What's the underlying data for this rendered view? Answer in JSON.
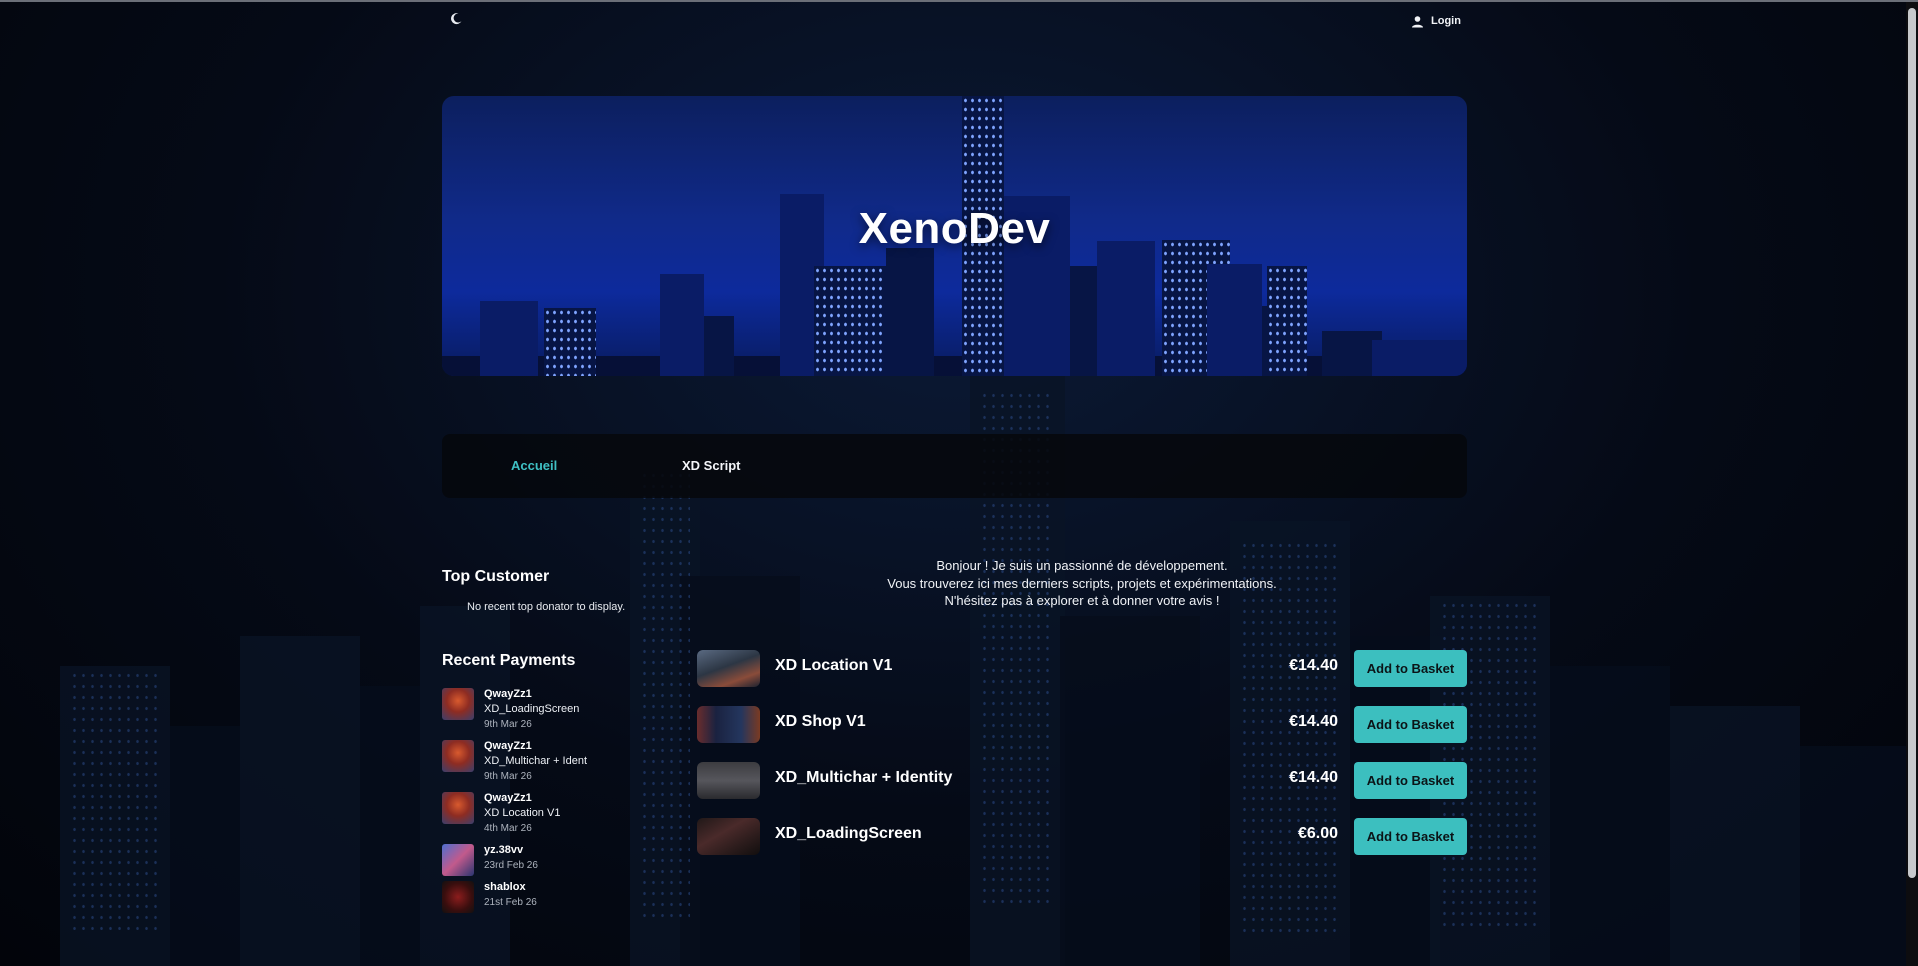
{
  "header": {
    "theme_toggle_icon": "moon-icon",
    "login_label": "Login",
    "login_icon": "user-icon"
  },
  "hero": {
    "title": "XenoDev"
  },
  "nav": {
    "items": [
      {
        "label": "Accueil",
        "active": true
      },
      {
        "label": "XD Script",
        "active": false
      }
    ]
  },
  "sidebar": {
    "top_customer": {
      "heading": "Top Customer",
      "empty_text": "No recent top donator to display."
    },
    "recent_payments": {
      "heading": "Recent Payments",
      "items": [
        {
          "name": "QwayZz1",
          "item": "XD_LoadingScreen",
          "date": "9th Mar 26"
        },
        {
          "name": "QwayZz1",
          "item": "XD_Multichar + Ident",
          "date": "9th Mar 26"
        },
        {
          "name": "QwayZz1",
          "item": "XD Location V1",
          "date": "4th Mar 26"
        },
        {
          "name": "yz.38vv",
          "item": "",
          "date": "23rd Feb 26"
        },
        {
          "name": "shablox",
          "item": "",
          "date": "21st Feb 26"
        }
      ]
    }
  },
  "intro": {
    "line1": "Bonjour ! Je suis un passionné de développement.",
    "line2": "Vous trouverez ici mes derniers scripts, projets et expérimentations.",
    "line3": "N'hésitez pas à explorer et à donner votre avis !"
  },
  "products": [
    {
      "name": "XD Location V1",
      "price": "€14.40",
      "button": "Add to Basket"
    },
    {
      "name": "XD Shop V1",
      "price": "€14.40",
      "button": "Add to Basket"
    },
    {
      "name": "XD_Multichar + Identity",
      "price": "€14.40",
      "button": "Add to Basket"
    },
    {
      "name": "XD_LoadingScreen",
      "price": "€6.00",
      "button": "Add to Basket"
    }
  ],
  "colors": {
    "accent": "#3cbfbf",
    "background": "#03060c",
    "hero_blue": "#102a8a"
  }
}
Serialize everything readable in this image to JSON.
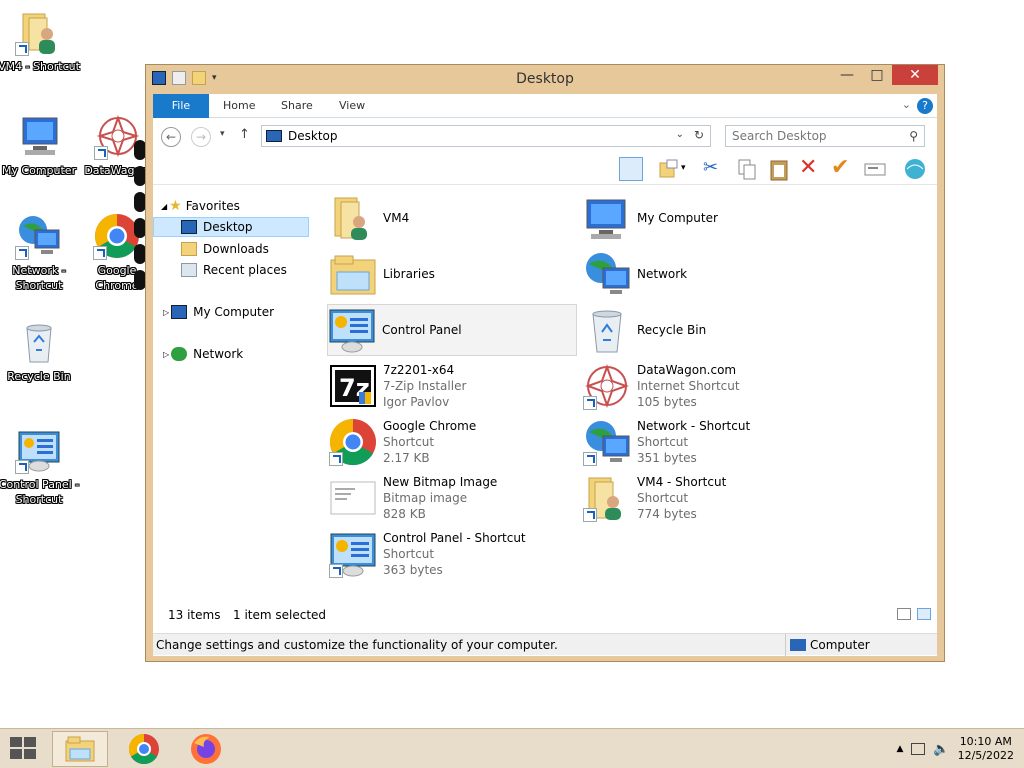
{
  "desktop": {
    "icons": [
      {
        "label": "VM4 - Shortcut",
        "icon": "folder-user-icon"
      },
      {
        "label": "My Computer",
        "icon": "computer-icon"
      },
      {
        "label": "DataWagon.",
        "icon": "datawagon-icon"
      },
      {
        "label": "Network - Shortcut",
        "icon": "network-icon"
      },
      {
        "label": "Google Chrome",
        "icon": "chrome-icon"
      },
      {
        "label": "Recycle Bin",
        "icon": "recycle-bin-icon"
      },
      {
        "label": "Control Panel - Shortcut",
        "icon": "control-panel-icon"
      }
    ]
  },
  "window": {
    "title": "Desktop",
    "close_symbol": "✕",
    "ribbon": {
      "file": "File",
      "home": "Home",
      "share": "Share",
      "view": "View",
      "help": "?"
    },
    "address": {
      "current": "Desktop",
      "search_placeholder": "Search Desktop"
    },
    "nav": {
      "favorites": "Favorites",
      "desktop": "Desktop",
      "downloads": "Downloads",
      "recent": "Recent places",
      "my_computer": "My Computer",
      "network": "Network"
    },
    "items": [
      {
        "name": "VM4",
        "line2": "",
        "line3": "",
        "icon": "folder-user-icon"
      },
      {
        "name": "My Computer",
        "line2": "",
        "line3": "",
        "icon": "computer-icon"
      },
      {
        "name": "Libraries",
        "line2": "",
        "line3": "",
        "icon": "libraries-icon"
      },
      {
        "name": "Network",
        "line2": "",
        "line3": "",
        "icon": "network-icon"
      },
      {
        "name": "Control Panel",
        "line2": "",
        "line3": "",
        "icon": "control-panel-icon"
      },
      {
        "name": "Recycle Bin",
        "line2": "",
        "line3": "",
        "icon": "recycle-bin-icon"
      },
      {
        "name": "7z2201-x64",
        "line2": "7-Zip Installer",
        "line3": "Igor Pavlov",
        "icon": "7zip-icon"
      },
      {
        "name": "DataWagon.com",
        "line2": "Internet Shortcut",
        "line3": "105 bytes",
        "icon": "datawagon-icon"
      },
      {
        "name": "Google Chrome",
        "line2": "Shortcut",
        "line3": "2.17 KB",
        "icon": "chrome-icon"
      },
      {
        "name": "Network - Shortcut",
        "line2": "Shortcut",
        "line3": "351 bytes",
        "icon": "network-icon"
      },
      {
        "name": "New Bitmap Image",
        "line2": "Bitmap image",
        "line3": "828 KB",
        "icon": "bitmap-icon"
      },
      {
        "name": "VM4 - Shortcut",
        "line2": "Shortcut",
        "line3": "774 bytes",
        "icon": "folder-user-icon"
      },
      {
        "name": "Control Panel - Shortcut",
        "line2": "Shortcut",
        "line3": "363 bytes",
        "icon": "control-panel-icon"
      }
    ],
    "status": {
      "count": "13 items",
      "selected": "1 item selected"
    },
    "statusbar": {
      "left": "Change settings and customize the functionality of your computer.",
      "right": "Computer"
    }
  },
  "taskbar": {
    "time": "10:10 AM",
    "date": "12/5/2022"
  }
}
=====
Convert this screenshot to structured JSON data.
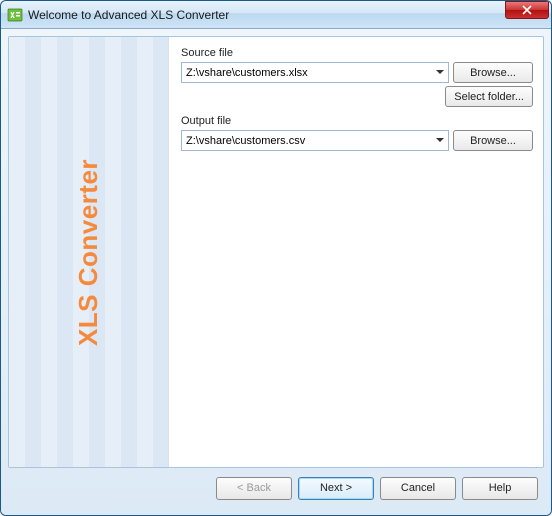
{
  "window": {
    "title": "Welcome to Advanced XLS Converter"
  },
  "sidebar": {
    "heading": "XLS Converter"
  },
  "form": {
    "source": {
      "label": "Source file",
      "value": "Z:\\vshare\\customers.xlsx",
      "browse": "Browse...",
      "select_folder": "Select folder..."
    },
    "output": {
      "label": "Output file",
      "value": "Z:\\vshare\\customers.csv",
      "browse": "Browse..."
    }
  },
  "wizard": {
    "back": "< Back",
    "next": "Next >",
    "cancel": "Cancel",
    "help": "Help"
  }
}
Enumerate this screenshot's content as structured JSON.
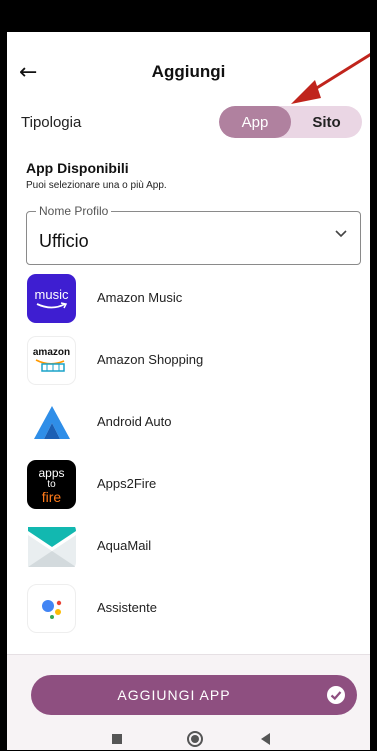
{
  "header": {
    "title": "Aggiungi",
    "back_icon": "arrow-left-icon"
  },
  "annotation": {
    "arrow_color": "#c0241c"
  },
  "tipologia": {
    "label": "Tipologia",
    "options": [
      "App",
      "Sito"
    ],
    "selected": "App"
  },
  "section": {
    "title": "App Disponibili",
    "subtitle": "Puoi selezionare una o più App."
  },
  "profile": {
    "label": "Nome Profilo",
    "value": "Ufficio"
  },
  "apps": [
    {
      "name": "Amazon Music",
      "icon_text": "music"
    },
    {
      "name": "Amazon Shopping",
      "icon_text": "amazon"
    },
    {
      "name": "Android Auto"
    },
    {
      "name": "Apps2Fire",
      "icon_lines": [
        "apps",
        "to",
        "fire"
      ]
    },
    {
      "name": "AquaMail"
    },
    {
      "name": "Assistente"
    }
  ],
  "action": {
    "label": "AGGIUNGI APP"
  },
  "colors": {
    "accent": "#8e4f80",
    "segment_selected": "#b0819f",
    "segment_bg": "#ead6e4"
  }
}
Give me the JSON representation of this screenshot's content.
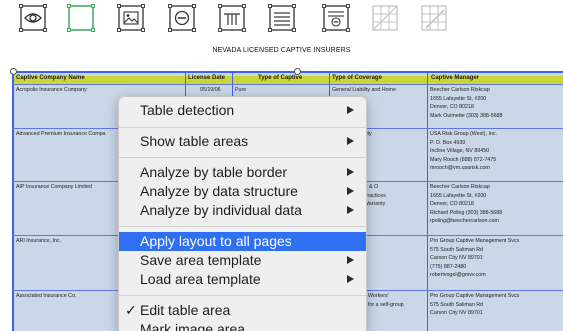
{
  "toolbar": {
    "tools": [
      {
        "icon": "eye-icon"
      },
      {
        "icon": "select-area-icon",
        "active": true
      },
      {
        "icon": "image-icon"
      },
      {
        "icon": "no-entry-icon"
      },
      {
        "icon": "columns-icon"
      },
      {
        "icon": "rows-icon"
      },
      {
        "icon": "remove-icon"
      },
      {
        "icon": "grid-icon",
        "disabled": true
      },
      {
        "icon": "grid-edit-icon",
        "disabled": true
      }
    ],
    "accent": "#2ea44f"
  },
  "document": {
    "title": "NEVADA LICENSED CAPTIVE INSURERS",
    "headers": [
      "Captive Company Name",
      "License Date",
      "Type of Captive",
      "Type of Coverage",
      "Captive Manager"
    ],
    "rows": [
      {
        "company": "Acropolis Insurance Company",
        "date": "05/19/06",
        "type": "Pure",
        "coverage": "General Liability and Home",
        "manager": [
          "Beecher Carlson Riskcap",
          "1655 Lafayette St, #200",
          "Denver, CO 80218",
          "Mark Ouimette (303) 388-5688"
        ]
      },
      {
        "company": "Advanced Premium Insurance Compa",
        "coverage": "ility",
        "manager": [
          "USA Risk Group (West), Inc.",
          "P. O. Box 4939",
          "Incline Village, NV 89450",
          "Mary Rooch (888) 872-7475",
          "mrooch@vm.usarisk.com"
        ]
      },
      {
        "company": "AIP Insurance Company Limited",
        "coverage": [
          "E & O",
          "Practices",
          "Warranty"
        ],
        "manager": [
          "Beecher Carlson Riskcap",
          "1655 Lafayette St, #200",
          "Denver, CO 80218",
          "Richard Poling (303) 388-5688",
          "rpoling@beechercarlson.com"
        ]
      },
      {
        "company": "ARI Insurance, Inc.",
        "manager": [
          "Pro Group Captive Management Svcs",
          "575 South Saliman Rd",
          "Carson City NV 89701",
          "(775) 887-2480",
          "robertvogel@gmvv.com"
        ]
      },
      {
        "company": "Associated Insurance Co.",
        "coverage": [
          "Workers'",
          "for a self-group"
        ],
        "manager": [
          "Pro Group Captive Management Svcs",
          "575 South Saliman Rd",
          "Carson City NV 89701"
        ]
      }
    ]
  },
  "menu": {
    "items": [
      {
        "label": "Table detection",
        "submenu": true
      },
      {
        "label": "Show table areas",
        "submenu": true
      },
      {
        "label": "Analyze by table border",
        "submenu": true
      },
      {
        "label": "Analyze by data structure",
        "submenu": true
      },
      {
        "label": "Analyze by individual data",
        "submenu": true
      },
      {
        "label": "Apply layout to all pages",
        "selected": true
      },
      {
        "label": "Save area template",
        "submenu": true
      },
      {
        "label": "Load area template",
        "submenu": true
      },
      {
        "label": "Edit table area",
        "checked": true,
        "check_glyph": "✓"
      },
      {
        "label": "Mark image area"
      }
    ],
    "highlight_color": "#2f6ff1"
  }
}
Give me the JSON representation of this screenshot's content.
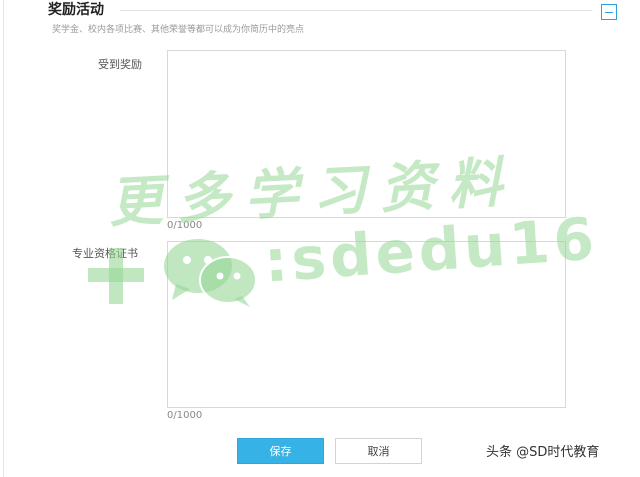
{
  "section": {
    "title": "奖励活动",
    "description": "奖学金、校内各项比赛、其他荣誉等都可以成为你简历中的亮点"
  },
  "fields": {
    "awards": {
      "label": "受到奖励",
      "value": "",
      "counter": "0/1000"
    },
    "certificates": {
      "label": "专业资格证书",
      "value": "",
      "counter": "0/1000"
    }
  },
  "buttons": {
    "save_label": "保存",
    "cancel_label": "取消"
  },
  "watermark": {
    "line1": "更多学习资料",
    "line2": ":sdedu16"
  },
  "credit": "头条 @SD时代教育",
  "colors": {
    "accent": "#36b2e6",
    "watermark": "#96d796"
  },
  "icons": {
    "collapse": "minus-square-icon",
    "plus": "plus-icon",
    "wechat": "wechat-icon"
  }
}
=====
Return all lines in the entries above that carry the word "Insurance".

        "company": "Acropolis Insurance Company",
        "company": "Advanced Premium Insurance Compa",
        "company": "AIP Insurance Company Limited",
        "company": "ARI Insurance, Inc.",
        "company": "Associated Insurance Co.",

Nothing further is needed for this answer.